Given records section start

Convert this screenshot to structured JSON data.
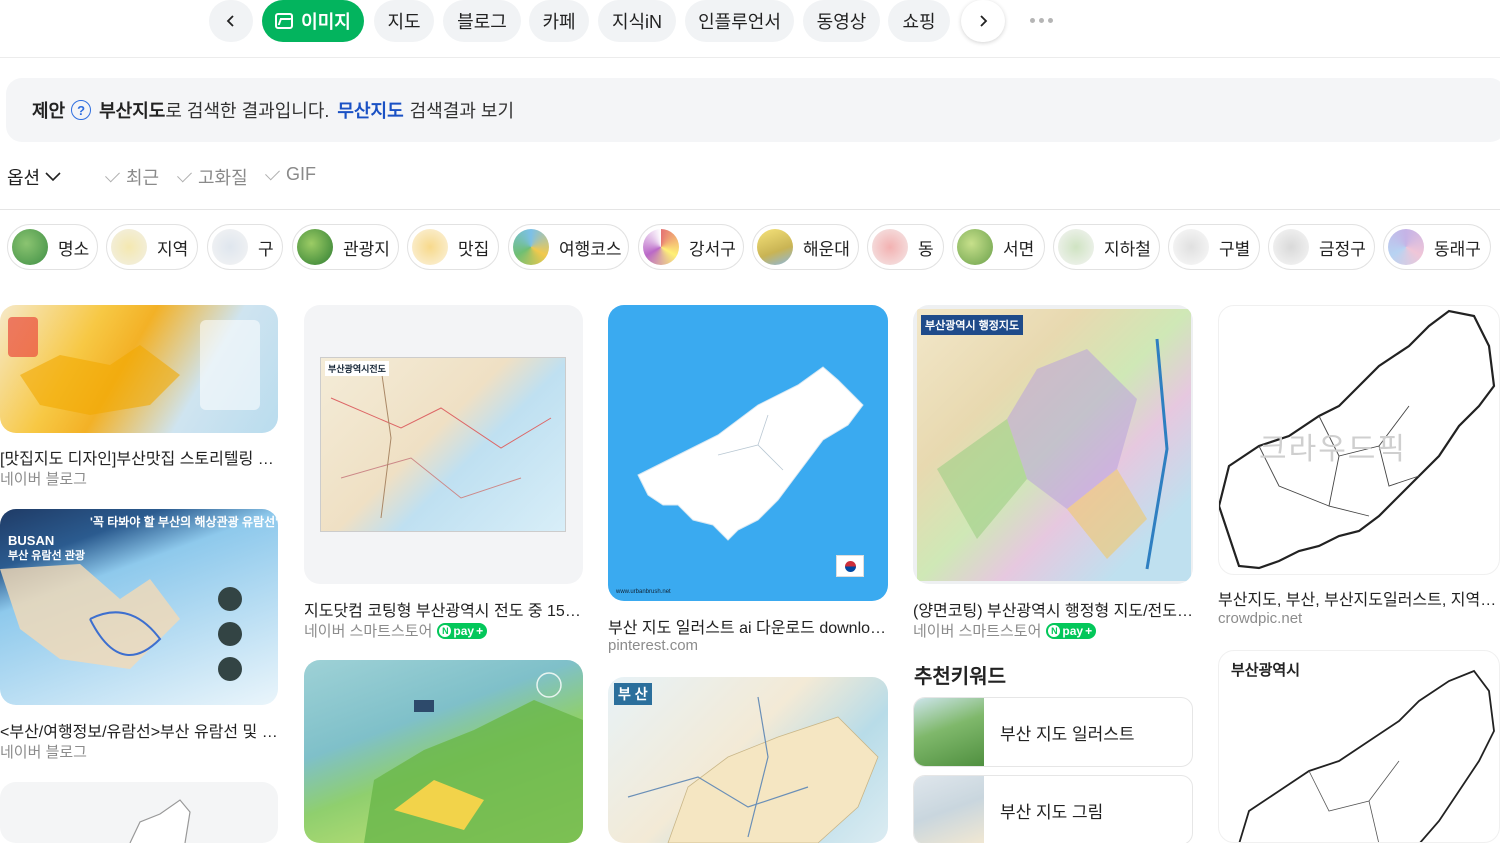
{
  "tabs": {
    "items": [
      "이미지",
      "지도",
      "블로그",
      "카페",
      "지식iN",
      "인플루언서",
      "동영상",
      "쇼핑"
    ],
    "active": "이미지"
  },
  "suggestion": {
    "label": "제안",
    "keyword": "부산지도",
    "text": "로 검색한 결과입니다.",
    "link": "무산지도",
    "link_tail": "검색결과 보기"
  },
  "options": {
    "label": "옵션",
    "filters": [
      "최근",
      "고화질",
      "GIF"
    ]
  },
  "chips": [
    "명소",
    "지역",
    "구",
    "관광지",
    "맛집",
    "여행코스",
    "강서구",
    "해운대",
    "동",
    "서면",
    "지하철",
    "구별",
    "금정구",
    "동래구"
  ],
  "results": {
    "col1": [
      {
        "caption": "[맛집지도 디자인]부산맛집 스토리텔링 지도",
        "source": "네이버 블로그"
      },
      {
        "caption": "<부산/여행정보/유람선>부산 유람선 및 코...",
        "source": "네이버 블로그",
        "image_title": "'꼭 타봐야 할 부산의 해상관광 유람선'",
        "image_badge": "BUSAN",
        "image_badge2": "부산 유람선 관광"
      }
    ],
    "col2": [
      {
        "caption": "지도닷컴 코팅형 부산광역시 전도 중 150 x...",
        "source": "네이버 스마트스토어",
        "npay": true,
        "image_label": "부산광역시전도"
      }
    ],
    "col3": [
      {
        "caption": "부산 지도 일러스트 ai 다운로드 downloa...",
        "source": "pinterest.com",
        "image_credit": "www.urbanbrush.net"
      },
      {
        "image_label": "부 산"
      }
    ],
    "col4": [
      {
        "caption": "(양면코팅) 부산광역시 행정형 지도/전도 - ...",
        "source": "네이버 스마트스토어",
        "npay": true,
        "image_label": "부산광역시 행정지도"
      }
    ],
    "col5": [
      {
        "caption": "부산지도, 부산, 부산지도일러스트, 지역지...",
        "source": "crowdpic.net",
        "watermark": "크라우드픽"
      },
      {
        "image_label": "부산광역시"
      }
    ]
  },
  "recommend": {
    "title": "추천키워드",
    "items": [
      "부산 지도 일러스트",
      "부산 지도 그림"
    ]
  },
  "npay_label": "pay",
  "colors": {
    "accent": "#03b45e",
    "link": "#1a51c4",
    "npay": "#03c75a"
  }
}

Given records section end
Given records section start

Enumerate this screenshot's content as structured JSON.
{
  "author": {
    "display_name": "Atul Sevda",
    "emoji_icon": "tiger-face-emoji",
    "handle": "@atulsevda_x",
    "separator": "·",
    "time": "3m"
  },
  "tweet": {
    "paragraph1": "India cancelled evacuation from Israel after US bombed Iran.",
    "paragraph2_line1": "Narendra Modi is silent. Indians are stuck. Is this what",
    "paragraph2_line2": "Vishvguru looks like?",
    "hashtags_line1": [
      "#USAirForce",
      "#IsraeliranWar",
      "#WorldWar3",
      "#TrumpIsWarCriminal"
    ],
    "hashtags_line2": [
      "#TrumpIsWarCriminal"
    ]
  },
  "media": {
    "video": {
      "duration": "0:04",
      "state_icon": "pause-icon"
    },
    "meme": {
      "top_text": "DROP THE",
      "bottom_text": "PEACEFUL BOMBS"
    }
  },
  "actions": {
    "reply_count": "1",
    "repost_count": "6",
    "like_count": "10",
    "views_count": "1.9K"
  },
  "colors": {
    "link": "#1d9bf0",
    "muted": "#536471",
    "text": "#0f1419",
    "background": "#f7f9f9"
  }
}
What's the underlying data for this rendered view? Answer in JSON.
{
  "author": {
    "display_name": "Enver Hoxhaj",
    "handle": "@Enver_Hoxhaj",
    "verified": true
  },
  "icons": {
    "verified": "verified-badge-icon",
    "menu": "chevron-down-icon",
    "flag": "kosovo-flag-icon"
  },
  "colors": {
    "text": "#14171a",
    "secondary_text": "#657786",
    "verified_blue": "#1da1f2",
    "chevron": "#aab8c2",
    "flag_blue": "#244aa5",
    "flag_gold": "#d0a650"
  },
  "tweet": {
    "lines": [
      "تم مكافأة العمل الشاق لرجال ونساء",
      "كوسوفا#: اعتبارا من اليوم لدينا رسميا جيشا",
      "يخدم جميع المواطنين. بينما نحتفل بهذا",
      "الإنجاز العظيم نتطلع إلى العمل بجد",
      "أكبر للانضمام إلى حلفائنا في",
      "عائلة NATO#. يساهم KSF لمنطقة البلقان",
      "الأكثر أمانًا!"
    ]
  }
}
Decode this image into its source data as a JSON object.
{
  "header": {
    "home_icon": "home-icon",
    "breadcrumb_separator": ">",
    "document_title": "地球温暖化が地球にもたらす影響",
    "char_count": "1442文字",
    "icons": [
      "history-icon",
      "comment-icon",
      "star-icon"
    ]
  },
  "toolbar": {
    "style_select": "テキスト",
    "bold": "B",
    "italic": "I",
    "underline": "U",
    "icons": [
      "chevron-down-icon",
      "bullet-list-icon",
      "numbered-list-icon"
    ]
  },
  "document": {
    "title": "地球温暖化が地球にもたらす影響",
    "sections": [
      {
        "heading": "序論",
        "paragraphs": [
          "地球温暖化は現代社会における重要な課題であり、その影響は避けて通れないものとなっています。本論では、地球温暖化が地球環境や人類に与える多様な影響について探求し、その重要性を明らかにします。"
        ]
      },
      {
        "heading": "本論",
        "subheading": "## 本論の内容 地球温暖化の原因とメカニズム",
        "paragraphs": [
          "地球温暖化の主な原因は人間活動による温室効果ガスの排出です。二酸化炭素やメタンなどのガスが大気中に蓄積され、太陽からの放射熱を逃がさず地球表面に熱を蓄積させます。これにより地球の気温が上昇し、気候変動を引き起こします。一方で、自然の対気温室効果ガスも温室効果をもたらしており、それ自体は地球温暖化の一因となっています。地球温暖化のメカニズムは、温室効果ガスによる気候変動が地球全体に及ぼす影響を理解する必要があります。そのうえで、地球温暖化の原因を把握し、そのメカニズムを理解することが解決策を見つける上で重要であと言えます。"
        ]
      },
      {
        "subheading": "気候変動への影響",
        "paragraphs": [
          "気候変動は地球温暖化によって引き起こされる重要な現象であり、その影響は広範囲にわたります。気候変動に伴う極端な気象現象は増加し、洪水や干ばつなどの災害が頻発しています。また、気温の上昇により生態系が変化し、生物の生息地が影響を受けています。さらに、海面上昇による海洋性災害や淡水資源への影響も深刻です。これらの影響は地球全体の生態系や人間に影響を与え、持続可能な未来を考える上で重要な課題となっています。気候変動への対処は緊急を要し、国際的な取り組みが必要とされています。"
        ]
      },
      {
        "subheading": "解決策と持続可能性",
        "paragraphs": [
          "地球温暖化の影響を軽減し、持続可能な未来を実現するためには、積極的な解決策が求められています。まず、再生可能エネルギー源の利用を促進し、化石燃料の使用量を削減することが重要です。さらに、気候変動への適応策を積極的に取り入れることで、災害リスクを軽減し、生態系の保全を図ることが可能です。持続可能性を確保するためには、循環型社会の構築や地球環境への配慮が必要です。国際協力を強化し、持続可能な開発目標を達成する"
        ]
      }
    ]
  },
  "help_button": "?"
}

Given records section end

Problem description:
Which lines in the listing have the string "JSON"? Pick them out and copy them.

Output for this task:
Convert this screenshot to structured JSON data.
Enumerate this screenshot's content as structured JSON.
What's the underlying data for this rendered view? Answer in JSON.
Decode this image into its source data as a JSON object.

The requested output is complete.